■ Description of the task ■
Return the records below character for character.

[Dataset rows describing interfaces]
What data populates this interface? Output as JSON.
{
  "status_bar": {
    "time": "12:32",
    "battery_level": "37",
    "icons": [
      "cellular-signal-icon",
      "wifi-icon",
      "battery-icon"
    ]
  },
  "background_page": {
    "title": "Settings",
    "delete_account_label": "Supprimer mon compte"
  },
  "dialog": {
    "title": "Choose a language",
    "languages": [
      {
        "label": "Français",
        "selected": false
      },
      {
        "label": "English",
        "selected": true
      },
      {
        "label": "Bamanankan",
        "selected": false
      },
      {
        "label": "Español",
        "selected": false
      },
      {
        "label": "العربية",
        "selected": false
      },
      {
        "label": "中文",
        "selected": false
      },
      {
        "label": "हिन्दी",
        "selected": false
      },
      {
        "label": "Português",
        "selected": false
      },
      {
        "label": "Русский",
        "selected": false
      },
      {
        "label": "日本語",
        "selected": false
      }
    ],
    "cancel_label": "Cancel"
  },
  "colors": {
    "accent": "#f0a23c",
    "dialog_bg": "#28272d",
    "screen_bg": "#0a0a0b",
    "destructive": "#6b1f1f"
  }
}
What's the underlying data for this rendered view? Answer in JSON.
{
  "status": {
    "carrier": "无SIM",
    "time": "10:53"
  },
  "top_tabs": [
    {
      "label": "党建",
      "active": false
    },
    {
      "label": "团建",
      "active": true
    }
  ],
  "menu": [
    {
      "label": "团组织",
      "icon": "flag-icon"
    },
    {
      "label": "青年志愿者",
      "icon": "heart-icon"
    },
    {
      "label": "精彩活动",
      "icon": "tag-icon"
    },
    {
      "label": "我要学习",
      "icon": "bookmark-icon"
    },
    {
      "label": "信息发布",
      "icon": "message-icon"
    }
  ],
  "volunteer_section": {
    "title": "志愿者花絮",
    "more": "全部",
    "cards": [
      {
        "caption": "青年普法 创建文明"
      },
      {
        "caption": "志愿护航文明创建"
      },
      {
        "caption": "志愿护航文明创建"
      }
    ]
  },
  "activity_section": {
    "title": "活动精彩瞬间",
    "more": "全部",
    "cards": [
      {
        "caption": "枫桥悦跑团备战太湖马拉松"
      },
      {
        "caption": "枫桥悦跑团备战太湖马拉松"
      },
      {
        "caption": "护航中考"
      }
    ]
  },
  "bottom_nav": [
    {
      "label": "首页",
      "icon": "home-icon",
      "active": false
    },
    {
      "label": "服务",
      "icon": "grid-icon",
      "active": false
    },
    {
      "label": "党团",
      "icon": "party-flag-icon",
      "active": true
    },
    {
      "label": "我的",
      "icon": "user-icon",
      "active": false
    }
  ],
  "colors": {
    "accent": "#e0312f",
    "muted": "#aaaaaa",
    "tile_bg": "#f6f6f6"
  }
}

■ Task solution ■
What data populates this interface? Output as JSON.
{
  "status_bar": {
    "time": "12:32",
    "battery_level": "37",
    "icons": [
      "cellular-signal-icon",
      "wifi-icon",
      "battery-icon"
    ]
  },
  "background_page": {
    "title": "Settings",
    "delete_account_label": "Supprimer mon compte"
  },
  "dialog": {
    "title": "Choose a language",
    "languages": [
      {
        "label": "Français",
        "selected": false
      },
      {
        "label": "English",
        "selected": true
      },
      {
        "label": "Bamanankan",
        "selected": false
      },
      {
        "label": "Español",
        "selected": false
      },
      {
        "label": "العربية",
        "selected": false
      },
      {
        "label": "中文",
        "selected": false
      },
      {
        "label": "हिन्दी",
        "selected": false
      },
      {
        "label": "Português",
        "selected": false
      },
      {
        "label": "Русский",
        "selected": false
      },
      {
        "label": "日本語",
        "selected": false
      }
    ],
    "cancel_label": "Cancel"
  },
  "colors": {
    "accent": "#f0a23c",
    "dialog_bg": "#28272d",
    "screen_bg": "#0a0a0b",
    "destructive": "#6b1f1f"
  }
}
What's the underlying data for this rendered view? Answer in JSON.
{
  "status": {
    "carrier": "无SIM",
    "time": "10:53"
  },
  "top_tabs": [
    {
      "label": "党建",
      "active": false
    },
    {
      "label": "团建",
      "active": true
    }
  ],
  "menu": [
    {
      "label": "团组织",
      "icon": "flag-icon"
    },
    {
      "label": "青年志愿者",
      "icon": "heart-icon"
    },
    {
      "label": "精彩活动",
      "icon": "tag-icon"
    },
    {
      "label": "我要学习",
      "icon": "bookmark-icon"
    },
    {
      "label": "信息发布",
      "icon": "message-icon"
    }
  ],
  "volunteer_section": {
    "title": "志愿者花絮",
    "more": "全部",
    "cards": [
      {
        "caption": "青年普法 创建文明"
      },
      {
        "caption": "志愿护航文明创建"
      },
      {
        "caption": "志愿护航文明创建"
      }
    ]
  },
  "activity_section": {
    "title": "活动精彩瞬间",
    "more": "全部",
    "cards": [
      {
        "caption": "枫桥悦跑团备战太湖马拉松"
      },
      {
        "caption": "枫桥悦跑团备战太湖马拉松"
      },
      {
        "caption": "护航中考"
      }
    ]
  },
  "bottom_nav": [
    {
      "label": "首页",
      "icon": "home-icon",
      "active": false
    },
    {
      "label": "服务",
      "icon": "grid-icon",
      "active": false
    },
    {
      "label": "党团",
      "icon": "party-flag-icon",
      "active": true
    },
    {
      "label": "我的",
      "icon": "user-icon",
      "active": false
    }
  ],
  "colors": {
    "accent": "#e0312f",
    "muted": "#aaaaaa",
    "tile_bg": "#f6f6f6"
  }
}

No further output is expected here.